▸ EXERCISE OBJECTIVE: This exercise asks for every line of the material that contains the word "your".

━━━━━━━━

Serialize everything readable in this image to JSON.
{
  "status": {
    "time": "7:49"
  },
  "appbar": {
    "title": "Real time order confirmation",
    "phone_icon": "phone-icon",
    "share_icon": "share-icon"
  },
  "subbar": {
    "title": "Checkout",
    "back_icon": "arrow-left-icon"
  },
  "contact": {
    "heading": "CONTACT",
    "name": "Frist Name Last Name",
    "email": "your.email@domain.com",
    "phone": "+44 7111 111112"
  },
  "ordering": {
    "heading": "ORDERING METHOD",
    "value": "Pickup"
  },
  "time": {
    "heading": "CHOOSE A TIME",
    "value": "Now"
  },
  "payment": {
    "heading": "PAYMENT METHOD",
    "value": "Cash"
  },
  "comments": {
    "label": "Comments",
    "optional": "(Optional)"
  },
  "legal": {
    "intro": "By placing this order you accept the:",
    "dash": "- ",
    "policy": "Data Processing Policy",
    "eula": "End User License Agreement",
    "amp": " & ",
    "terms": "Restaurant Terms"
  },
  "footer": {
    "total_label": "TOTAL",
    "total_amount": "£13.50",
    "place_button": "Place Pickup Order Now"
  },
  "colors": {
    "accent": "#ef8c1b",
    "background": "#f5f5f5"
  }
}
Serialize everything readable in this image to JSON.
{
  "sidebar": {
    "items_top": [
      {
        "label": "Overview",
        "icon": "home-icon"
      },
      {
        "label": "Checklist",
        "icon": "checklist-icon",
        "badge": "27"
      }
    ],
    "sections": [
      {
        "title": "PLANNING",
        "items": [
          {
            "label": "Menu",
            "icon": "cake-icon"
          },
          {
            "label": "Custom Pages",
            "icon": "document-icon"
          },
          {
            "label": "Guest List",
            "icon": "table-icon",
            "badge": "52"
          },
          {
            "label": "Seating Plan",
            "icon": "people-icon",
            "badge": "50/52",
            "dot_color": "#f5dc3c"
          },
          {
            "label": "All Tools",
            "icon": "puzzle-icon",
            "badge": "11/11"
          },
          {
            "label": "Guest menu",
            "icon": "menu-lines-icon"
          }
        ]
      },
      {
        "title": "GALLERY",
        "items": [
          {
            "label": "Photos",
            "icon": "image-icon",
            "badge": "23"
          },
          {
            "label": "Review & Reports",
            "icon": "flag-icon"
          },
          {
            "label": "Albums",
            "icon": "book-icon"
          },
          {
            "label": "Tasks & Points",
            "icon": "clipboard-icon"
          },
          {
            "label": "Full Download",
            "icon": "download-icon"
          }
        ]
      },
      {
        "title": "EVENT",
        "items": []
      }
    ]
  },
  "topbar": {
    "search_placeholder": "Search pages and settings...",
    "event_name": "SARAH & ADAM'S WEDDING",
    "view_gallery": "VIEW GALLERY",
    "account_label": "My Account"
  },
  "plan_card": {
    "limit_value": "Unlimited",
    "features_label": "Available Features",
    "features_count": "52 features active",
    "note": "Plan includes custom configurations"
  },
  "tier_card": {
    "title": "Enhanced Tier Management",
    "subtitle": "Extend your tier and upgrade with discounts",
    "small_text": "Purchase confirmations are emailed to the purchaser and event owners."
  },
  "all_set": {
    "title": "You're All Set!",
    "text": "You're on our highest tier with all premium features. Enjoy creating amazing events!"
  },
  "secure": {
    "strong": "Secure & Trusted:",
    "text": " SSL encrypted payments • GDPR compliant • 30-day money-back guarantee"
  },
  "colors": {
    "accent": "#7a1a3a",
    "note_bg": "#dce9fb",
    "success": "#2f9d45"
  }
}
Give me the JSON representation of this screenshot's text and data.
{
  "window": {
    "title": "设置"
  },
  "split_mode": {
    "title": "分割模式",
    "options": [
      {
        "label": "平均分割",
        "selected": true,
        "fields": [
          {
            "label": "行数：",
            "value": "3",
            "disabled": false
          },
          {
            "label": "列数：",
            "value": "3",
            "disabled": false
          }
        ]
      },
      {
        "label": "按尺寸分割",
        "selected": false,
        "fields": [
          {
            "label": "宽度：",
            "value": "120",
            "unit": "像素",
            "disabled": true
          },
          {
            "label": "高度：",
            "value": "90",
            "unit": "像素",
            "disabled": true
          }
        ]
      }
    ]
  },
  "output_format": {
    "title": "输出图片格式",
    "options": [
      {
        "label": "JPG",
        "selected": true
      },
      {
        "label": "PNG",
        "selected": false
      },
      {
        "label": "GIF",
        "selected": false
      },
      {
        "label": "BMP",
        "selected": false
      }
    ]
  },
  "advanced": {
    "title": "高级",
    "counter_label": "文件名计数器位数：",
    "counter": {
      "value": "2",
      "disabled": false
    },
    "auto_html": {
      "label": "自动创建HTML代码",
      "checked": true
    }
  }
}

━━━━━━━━

▸ RESULT FOR THIS EXERCISE:
    "email": "your.email@domain.com",
    "subtitle": "Extend your tier and upgrade with discounts",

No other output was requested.